The basic idea of 'Zadonshchina' is to stress the significance of Kulikovo battle. The author of the work exclaims, that the glory of the victory on Kulikovo field reached different parts of the world. Real events of Kulikovo battl lie in the basis of the work. The story takes us from one place to another: from Moscow to Kulikovo field, again to Moscow, to Novgorod, then again to Kulikovo field. The present intertwines with reminiscences of the past. The author himself characterized the work as "compassion and praise to grand duke Dmitry Ivanovich and his brother prince Vladimir Ondreyevich".
Already from the character of the work, from combination of mourning and praise 'Zadonshchina' is close to 'The word about Igor's Regiment'. This similarity is not only of general character, but also of direct one and this is another remarkable feature of this work of ancient Russian literature.
A number of scientists proceed from the point of view that "The Word" was written in imitation to 'Zadonshchina' (French scientists L.Lezhe, A.Mazon, Russian historian A.A. Zimin). Comparative analysis of texts of "The Word" and 'Zadonshchina' with attracting of reminiscences from 'Zadonshchina' in "The Legend of Mamai Battle", study of writing style of Efrosin, who is the author of 'K-B', examination of phraseology and lexicon of "The Word" and 'Zadonshchina', the comparative analysis of grammar - all testifies to the fact that 'Zadonshchina' is secondary compared to "The Word about Igor's regiment".
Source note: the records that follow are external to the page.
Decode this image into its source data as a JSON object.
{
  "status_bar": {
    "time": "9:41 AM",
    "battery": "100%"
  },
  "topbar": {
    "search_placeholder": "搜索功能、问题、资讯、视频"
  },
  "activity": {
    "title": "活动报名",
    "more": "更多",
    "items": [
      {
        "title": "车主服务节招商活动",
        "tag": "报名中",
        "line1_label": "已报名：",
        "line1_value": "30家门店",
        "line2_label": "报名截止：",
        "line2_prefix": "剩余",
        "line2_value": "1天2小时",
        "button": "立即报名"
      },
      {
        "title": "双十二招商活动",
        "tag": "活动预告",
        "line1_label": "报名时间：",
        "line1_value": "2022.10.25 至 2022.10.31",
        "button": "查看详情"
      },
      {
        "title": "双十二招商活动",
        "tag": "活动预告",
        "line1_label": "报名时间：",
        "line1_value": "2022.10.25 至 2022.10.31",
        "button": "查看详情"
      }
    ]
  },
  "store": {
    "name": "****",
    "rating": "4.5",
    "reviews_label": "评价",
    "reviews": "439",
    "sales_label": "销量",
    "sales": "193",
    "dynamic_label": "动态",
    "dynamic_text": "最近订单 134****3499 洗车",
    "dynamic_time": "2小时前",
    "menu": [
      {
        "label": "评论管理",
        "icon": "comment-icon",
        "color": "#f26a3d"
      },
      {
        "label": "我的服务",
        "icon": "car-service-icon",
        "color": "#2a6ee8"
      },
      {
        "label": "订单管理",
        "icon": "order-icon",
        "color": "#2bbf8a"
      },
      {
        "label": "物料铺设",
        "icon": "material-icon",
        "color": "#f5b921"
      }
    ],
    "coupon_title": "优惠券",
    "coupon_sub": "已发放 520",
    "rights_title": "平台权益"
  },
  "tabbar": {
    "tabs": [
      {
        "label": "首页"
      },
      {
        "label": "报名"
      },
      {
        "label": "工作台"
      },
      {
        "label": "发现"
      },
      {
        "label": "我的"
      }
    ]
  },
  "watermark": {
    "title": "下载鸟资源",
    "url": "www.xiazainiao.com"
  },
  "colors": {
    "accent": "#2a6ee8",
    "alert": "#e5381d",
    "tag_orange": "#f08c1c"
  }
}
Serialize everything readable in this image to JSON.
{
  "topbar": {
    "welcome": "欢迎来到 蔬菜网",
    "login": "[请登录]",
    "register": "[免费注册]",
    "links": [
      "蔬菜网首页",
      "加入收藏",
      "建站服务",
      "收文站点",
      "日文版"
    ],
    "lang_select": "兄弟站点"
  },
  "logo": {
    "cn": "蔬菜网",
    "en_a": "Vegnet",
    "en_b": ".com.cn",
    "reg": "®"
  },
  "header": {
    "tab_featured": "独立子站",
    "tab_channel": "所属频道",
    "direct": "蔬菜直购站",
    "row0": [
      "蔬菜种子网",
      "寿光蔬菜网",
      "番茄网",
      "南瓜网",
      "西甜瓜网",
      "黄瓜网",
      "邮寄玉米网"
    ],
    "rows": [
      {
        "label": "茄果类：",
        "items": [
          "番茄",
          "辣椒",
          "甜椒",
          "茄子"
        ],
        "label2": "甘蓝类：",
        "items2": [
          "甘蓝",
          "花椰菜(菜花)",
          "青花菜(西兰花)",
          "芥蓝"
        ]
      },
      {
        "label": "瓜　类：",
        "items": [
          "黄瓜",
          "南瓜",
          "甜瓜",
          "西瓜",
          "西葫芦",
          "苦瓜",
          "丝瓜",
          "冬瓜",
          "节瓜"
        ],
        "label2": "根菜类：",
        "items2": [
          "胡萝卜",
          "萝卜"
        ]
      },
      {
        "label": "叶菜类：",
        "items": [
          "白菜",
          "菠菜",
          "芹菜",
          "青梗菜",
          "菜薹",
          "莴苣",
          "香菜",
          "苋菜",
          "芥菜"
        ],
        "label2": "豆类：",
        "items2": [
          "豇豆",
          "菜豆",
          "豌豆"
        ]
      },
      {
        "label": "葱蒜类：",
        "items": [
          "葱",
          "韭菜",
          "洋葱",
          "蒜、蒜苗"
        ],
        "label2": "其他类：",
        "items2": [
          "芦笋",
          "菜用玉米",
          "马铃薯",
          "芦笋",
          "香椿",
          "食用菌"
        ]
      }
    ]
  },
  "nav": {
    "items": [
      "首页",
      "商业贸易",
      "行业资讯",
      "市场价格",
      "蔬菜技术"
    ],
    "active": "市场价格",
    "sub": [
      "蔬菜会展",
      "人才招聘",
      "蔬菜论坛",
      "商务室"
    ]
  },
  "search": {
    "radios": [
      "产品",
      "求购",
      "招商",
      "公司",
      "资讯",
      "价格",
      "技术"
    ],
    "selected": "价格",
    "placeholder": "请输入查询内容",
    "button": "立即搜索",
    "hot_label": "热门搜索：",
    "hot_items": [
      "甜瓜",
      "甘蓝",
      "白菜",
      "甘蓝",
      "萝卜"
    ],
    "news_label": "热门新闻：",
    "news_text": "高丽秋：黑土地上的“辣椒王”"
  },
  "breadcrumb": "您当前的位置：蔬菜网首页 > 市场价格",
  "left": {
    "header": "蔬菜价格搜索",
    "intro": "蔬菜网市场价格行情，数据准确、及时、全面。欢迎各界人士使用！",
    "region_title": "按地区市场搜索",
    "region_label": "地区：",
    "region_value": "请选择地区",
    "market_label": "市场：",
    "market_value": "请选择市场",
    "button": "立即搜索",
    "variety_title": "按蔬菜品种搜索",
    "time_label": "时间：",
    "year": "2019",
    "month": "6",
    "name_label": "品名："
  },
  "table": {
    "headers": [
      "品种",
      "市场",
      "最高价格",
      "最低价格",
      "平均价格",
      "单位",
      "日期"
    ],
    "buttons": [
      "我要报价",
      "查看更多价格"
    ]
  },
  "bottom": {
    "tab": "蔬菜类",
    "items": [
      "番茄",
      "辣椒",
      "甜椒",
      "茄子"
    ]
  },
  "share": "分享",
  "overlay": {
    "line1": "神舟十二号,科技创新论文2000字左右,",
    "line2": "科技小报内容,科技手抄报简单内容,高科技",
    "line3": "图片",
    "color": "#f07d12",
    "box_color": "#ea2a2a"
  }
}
'Zadonshchina' was repeatedly translated into the modern Russian language; poetic expositions of the work (by V.M. Sayanov, I.A. Novikov, A.Skripov, A.Zhovtis) were carried out as well. 'Zadonshchina' was translated into a number of foreign languages. Many scientific researches are devoted to this work.